Poker is a card game in which players wager money over a series of betting rounds. It is a game of chance, but it also requires considerable skill and psychology. Poker is played in private homes, in clubs, and at casinos and has become a part of popular culture.
Poker can be a fun and challenging game to play, but it is important to understand the rules before you begin. To learn the rules of the game, it is best to find a group of people who play regularly and ask them for help. This will allow you to get a feel for the game in a relaxed, social environment. If you’re not sure where to look, try asking around for a local poker group or club.
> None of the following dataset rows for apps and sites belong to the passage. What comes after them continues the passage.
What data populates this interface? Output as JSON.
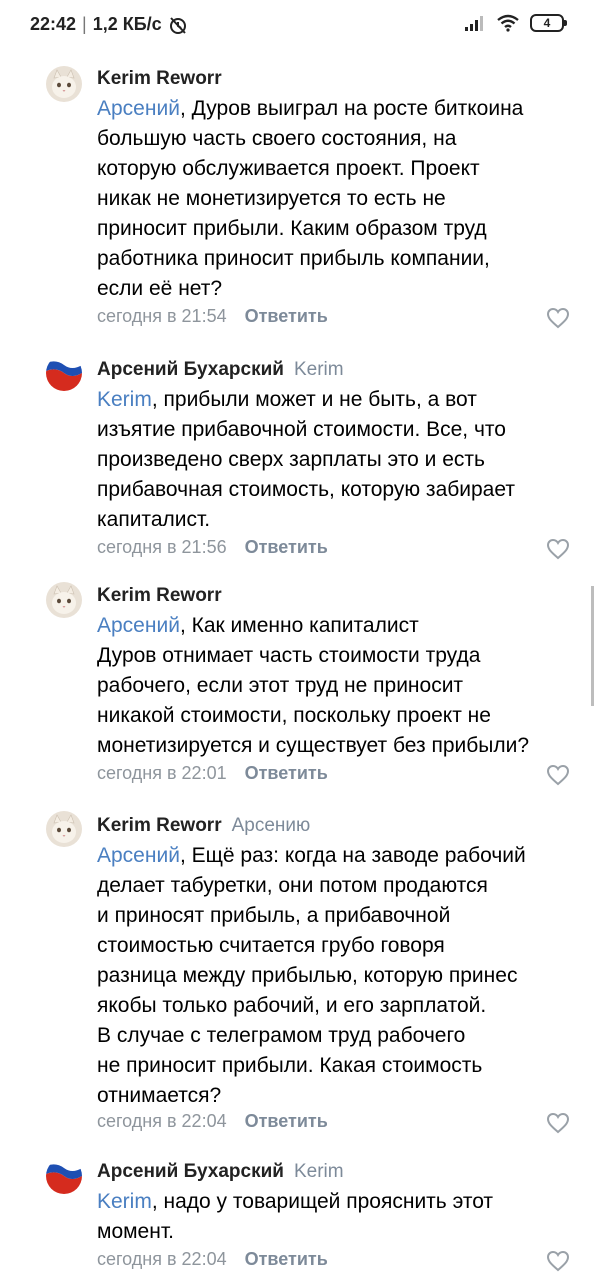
{
  "status_bar": {
    "time": "22:42",
    "separator": "|",
    "net_speed": "1,2 КБ/с",
    "battery_level": "4"
  },
  "comments": [
    {
      "author": "Kerim Reworr",
      "reply_to": "",
      "avatar": "cat-avatar",
      "mention": "Арсений",
      "lines": [
        ", Дуров выиграл на росте биткоина",
        "большую часть своего состояния, на",
        "которую обслуживается проект. Проект",
        "никак не монетизируется то есть не",
        "приносит прибыли. Каким образом труд",
        "работника приносит прибыль компании,",
        "если её нет?"
      ],
      "time": "сегодня в 21:54",
      "reply_label": "Ответить"
    },
    {
      "author": "Арсений Бухарский",
      "reply_to": "Kerim",
      "avatar": "russian-flag-avatar",
      "mention": "Kerim",
      "lines": [
        ", прибыли может и не быть, а вот",
        "изъятие прибавочной стоимости. Все, что",
        "произведено сверх зарплаты это и есть",
        "прибавочная стоимость, которую забирает",
        "капиталист."
      ],
      "time": "сегодня в 21:56",
      "reply_label": "Ответить"
    },
    {
      "author": "Kerim Reworr",
      "reply_to": "",
      "avatar": "cat-avatar",
      "mention": "Арсений",
      "lines": [
        ", Как именно капиталист",
        "Дуров отнимает часть стоимости труда",
        "рабочего, если этот труд не приносит",
        "никакой стоимости, поскольку проект не",
        "монетизируется и существует без прибыли?"
      ],
      "time": "сегодня в 22:01",
      "reply_label": "Ответить"
    },
    {
      "author": "Kerim Reworr",
      "reply_to": "Арсению",
      "avatar": "cat-avatar",
      "mention": "Арсений",
      "lines": [
        ", Ещё раз: когда на заводе рабочий",
        "делает табуретки, они потом продаются",
        "и приносят прибыль, а прибавочной",
        "стоимостью считается грубо говоря",
        "разница между прибылью, которую принес",
        "якобы только рабочий, и его зарплатой.",
        "В случае с телеграмом труд рабочего",
        "не приносит прибыли. Какая стоимость",
        "отнимается?"
      ],
      "time": "сегодня в 22:04",
      "reply_label": "Ответить"
    },
    {
      "author": "Арсений Бухарский",
      "reply_to": "Kerim",
      "avatar": "russian-flag-avatar",
      "mention": "Kerim",
      "lines": [
        ", надо у товарищей прояснить этот",
        "момент."
      ],
      "time": "сегодня в 22:04",
      "reply_label": "Ответить"
    }
  ],
  "colors": {
    "mention": "#4a7fc1",
    "meta": "#8e959c",
    "reply_button": "#7d8a99"
  }
}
Once you understand the rules of poker, you can start playing for real money. The first step is to decide how much you want to bet each hand. This amount can be anything from nothing to a large sum of money. Once you’ve decided how much you’re willing to bet, you can choose to raise or call your opponents’ bets. If you’re raising, you must match the previous player’s bet in order to stay in the hand.
The game is played with a standard 52-card deck, plus jokers (if used) in some variant games. Cards are ranked from high to low: Ace, King, Queen, Jack, 10, 9, 7, 6, 5, 4 and 3; in addition, some games include wild cards which can take the place of any suit.
There are many different types of poker games, but the basics are the same for all of them. You’re dealt cards, and then bet over a series of rounds until you have the best five-card hand. The player with the best hand wins the pot.
If you’re playing with an ante, bet on your strongest hand first. This will force weaker hands to fold and will increase the value of your winnings. If you don’t have a strong hand, check and then fold. It’s better to risk losing a few dollars than to continue to bet on a hand that isn’t going to win.
It’s important to remember that poker is a game of chance, but it’s also a game of psychology and reading your opponents. This is why it’s important to avoid cookie-cutter advice like “always 3bet X hands” or “check-raise your flush draws.” Instead, focus on learning how to read your opponents. This will allow you to make the best decisions possible. Also, it’s important to take your time when making a decision. This will prevent you from making a costly mistake. Taking your time will also help you to make the most of every hour you spend at the table.